I designed a counterpart extension for iOS that would display Trove in share sheets in Safari. While browsing any site in Safari, a user could trigger a Trove extension that would list the user’s topics and prompt for an optional comment — users just pressed the share button, then Trove. This design was simple and efficient and was shortly recreated within Trove’s in-app browser for a uniform experience.

Designing a Community

To improve and emphasize Trove’s social backbone, I encouraged user-generated content by giving prominence to user perspectives whenever available. Stories in a user’s home or topic feeds often led with a brief snippet of commentary at the top of a story’s cell, trailing with additional user commentary or replies (if available).

I designed a dedicated view to house all details of a particular story. Beyond the headline, users could read a brief preview of a story and see which users had promoted the story (and in which topics they promoted the story within). In a second segment, users could read and participate in a discussion thread on the story. Previews became a hub for activity and content discovery, providing avenues for commentary and exploration of different user perspectives.

With iPhone and iPad interface design unified, I was able to push further into adaptive layouts throughout Trove. A prominent example was an experience on iPad in which a user reading a story in our in-app browser could view story previews (including activity and discussions) side-by-side. The story preview interface from iPhone would overlay browser content in portrait and displayed adjacent to the (automatically resized) browser in landscape orientation.

Building an Ecosystem

Trove’s mobile design informed and advanced product thinking across the Trove ecosystem.
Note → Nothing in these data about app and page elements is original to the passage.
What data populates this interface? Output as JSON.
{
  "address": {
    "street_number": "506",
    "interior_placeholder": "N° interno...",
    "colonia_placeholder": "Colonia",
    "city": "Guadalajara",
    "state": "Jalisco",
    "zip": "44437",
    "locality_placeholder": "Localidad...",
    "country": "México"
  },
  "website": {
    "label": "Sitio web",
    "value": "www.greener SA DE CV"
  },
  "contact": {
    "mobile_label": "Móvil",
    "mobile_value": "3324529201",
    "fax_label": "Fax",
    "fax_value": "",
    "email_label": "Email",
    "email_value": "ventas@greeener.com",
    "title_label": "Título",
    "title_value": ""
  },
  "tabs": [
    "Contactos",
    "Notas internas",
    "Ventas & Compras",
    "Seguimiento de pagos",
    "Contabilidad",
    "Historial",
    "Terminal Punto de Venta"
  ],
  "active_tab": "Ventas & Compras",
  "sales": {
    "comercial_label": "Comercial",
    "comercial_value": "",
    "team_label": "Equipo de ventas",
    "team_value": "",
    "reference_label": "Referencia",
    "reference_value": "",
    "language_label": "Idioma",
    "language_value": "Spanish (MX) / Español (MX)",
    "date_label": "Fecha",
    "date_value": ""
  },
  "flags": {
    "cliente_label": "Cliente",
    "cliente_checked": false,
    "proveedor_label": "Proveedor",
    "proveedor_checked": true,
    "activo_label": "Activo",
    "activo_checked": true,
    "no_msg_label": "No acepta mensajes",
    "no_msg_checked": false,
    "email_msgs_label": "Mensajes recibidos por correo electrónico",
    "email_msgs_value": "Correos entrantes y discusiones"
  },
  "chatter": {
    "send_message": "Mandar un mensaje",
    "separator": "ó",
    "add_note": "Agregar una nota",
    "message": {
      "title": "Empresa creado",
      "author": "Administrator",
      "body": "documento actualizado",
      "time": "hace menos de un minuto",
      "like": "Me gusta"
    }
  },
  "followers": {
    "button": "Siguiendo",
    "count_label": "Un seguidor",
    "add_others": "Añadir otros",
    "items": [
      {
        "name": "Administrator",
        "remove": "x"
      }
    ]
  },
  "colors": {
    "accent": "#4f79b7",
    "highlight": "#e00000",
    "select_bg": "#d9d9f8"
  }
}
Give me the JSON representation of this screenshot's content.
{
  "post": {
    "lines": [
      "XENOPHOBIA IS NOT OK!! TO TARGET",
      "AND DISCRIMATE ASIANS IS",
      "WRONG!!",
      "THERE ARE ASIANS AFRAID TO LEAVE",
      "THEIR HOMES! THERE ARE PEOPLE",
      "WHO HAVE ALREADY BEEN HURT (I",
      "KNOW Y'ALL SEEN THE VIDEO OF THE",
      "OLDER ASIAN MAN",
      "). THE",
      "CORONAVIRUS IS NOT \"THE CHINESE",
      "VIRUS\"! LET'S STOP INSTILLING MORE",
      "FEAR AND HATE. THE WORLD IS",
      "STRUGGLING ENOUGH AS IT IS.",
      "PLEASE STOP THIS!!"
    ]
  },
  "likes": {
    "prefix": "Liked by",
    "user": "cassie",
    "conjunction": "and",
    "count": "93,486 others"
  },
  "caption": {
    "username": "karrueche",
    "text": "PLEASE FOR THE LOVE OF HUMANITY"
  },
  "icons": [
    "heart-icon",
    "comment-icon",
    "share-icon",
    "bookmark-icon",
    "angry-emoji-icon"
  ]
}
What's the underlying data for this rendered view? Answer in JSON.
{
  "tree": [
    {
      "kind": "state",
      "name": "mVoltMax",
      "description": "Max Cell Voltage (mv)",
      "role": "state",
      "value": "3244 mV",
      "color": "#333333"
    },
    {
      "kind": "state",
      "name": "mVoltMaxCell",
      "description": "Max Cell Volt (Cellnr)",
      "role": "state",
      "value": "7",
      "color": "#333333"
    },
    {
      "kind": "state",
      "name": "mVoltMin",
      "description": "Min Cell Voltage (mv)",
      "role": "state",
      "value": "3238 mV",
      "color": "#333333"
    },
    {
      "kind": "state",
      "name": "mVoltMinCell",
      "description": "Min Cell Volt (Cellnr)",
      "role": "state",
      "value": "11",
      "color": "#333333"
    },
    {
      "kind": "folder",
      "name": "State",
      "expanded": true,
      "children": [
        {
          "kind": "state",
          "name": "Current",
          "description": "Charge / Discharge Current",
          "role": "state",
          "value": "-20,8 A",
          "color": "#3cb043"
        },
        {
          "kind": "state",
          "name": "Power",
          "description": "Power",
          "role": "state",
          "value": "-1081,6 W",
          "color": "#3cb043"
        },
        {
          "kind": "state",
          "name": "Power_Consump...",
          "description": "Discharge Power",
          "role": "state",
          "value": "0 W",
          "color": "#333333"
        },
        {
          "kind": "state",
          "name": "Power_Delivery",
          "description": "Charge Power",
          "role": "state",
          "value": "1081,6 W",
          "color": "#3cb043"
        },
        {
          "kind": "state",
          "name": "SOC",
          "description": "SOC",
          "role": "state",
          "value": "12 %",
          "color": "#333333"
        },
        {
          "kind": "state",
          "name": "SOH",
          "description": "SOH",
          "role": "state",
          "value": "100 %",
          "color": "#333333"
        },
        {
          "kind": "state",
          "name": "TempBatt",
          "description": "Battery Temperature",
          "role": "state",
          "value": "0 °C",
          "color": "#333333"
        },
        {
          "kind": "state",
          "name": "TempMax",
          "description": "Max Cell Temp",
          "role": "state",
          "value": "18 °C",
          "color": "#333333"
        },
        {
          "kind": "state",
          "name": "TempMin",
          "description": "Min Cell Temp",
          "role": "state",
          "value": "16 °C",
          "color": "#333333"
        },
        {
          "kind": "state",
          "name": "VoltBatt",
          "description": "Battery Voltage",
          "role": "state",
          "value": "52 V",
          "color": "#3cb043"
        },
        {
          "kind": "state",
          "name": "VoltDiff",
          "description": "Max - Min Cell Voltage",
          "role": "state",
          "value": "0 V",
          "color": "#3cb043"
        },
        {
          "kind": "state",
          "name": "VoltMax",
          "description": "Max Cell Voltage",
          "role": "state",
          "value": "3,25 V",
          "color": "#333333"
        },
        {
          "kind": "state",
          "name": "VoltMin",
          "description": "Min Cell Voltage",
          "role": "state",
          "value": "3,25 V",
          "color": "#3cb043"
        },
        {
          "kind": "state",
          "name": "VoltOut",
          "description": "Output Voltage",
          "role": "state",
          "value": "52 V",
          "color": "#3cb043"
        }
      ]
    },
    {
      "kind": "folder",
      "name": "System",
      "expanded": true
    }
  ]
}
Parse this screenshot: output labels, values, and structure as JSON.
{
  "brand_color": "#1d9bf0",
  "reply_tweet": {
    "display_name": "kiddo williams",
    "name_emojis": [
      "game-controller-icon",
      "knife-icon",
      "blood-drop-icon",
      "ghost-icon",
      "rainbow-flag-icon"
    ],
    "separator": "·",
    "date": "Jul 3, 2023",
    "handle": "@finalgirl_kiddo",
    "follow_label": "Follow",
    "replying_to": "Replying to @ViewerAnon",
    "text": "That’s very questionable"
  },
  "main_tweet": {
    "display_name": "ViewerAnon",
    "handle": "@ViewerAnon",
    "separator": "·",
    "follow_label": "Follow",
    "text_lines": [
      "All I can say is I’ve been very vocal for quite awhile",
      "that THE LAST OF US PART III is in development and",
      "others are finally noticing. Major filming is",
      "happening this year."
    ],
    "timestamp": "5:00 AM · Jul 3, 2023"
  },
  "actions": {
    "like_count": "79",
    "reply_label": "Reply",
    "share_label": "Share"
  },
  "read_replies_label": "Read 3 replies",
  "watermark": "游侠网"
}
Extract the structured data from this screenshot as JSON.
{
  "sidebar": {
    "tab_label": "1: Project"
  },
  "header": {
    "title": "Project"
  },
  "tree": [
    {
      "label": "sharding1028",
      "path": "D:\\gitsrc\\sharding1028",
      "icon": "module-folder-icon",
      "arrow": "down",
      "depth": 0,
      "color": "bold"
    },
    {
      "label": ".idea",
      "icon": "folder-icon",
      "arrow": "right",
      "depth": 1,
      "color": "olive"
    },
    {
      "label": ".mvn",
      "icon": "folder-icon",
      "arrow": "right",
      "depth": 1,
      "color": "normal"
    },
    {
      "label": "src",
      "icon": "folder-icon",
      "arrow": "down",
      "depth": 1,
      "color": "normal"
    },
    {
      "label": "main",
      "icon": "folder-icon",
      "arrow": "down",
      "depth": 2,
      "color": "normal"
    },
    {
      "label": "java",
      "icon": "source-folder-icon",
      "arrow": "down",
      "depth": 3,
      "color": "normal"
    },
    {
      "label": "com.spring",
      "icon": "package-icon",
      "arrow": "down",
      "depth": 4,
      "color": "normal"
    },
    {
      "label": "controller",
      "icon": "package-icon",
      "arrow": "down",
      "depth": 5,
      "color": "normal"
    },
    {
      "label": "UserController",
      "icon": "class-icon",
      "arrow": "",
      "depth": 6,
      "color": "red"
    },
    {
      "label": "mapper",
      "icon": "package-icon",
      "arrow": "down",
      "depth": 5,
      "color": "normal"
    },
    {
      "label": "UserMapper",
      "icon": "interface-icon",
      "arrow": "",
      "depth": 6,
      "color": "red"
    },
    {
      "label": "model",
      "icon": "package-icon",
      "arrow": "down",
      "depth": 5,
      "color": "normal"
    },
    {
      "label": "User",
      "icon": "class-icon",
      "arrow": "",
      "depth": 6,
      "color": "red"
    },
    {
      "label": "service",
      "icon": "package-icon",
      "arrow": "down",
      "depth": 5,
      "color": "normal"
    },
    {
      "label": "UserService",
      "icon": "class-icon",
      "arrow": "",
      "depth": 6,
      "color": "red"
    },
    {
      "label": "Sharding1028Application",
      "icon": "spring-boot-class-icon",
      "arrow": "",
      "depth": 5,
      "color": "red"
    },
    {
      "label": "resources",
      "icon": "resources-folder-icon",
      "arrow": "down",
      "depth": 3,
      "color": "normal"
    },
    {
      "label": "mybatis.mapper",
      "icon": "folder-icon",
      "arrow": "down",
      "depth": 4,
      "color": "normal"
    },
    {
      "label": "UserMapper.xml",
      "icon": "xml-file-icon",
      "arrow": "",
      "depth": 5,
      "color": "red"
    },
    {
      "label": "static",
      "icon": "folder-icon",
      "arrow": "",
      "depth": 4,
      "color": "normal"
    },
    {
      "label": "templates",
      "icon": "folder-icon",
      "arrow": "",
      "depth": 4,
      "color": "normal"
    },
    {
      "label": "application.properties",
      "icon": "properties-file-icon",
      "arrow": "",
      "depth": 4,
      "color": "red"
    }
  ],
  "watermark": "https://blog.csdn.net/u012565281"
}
Late in 2015, I led a project to migrate both the structural and aesthetic refinement of Trove for iOS to

This project incorporated everything I had learned from iterating on Trove’s user experience on mobile devices (particularly iPad) — including imagery integrated into content, prominent discussion threads and meaningfully-placed recommendations for new content to discover.

Trove was variously featured in The New York Times, Slate, USA Today, CNBC and The Today Show.

Early revisions of Trove’s interface were licensed by Foreign Policy for their iOS applications. Trove’s team joined SocialCode in late 2015.

Published 19 Feb 2018

I'm a designer based in New York City, currently creating products for Goldman Sachs. Previously, I designed experiences for Priceline, SocialCode, Trove and WaPo Labs (The Washington Post).